(Saved data entries)

::::::

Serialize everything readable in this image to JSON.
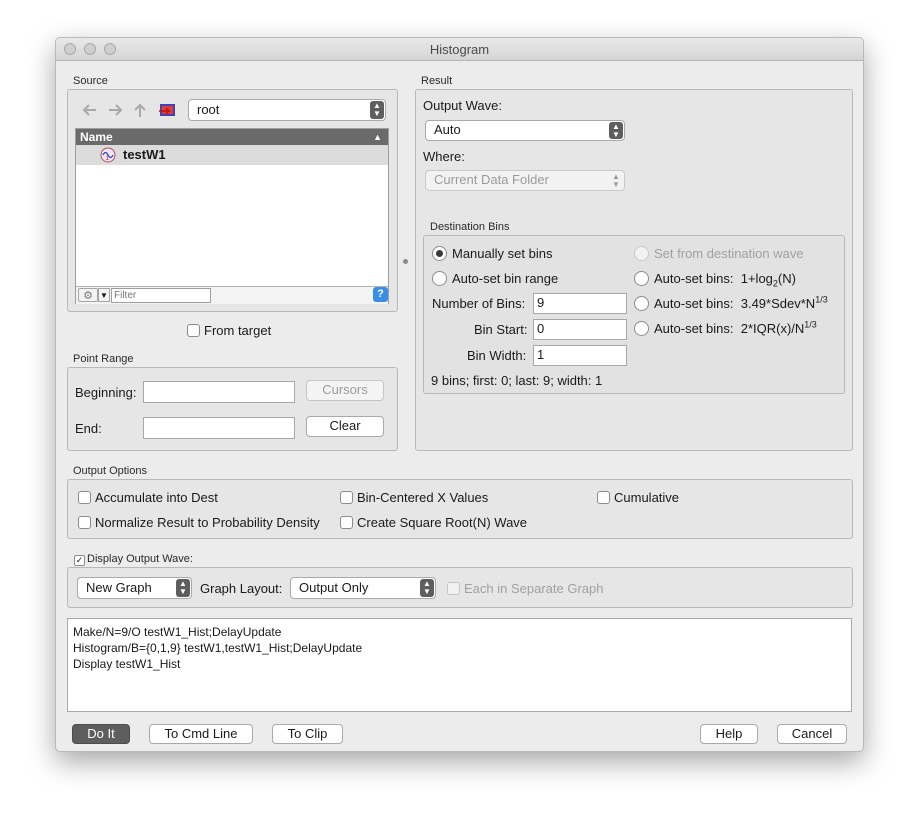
{
  "window": {
    "title": "Histogram"
  },
  "source": {
    "label": "Source",
    "folder": "root",
    "list_header": "Name",
    "items": [
      {
        "name": "testW1"
      }
    ],
    "filter_placeholder": "Filter",
    "from_target_label": "From target"
  },
  "point_range": {
    "label": "Point Range",
    "beginning_label": "Beginning:",
    "beginning_value": "",
    "end_label": "End:",
    "end_value": "",
    "cursors_label": "Cursors",
    "clear_label": "Clear"
  },
  "result": {
    "label": "Result",
    "output_wave_label": "Output Wave:",
    "output_wave_value": "Auto",
    "where_label": "Where:",
    "where_value": "Current Data Folder"
  },
  "destination_bins": {
    "label": "Destination Bins",
    "manual_label": "Manually set bins",
    "auto_range_label": "Auto-set bin range",
    "from_dest_label": "Set from destination wave",
    "auto_bins_label": "Auto-set bins:",
    "formula_log": "1+log",
    "formula_log_sub": "2",
    "formula_log_tail": "(N)",
    "formula_sdev": "3.49*Sdev*N",
    "formula_iqr": "2*IQR(x)/N",
    "formula_exp": "1/3",
    "num_bins_label": "Number of Bins:",
    "num_bins_value": "9",
    "bin_start_label": "Bin Start:",
    "bin_start_value": "0",
    "bin_width_label": "Bin Width:",
    "bin_width_value": "1",
    "summary": "9 bins; first: 0; last: 9; width: 1"
  },
  "output_options": {
    "label": "Output Options",
    "accumulate": "Accumulate into Dest",
    "bin_centered": "Bin-Centered X Values",
    "cumulative": "Cumulative",
    "normalize": "Normalize Result to Probability Density",
    "sqrt_wave": "Create Square Root(N) Wave"
  },
  "display": {
    "label": "Display Output Wave:",
    "graph_value": "New Graph",
    "layout_label": "Graph Layout:",
    "layout_value": "Output Only",
    "separate_label": "Each in Separate Graph"
  },
  "command": {
    "lines": [
      "Make/N=9/O testW1_Hist;DelayUpdate",
      "Histogram/B={0,1,9} testW1,testW1_Hist;DelayUpdate",
      "Display testW1_Hist"
    ]
  },
  "buttons": {
    "do_it": "Do It",
    "to_cmd_line": "To Cmd Line",
    "to_clip": "To Clip",
    "help": "Help",
    "cancel": "Cancel"
  }
}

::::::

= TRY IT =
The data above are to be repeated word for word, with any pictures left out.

= WRITTEN ANSWER =
Serialize everything readable in this image to JSON.
{
  "window": {
    "title": "Histogram"
  },
  "source": {
    "label": "Source",
    "folder": "root",
    "list_header": "Name",
    "items": [
      {
        "name": "testW1"
      }
    ],
    "filter_placeholder": "Filter",
    "from_target_label": "From target"
  },
  "point_range": {
    "label": "Point Range",
    "beginning_label": "Beginning:",
    "beginning_value": "",
    "end_label": "End:",
    "end_value": "",
    "cursors_label": "Cursors",
    "clear_label": "Clear"
  },
  "result": {
    "label": "Result",
    "output_wave_label": "Output Wave:",
    "output_wave_value": "Auto",
    "where_label": "Where:",
    "where_value": "Current Data Folder"
  },
  "destination_bins": {
    "label": "Destination Bins",
    "manual_label": "Manually set bins",
    "auto_range_label": "Auto-set bin range",
    "from_dest_label": "Set from destination wave",
    "auto_bins_label": "Auto-set bins:",
    "formula_log": "1+log",
    "formula_log_sub": "2",
    "formula_log_tail": "(N)",
    "formula_sdev": "3.49*Sdev*N",
    "formula_iqr": "2*IQR(x)/N",
    "formula_exp": "1/3",
    "num_bins_label": "Number of Bins:",
    "num_bins_value": "9",
    "bin_start_label": "Bin Start:",
    "bin_start_value": "0",
    "bin_width_label": "Bin Width:",
    "bin_width_value": "1",
    "summary": "9 bins; first: 0; last: 9; width: 1"
  },
  "output_options": {
    "label": "Output Options",
    "accumulate": "Accumulate into Dest",
    "bin_centered": "Bin-Centered X Values",
    "cumulative": "Cumulative",
    "normalize": "Normalize Result to Probability Density",
    "sqrt_wave": "Create Square Root(N) Wave"
  },
  "display": {
    "label": "Display Output Wave:",
    "graph_value": "New Graph",
    "layout_label": "Graph Layout:",
    "layout_value": "Output Only",
    "separate_label": "Each in Separate Graph"
  },
  "command": {
    "lines": [
      "Make/N=9/O testW1_Hist;DelayUpdate",
      "Histogram/B={0,1,9} testW1,testW1_Hist;DelayUpdate",
      "Display testW1_Hist"
    ]
  },
  "buttons": {
    "do_it": "Do It",
    "to_cmd_line": "To Cmd Line",
    "to_clip": "To Clip",
    "help": "Help",
    "cancel": "Cancel"
  }
}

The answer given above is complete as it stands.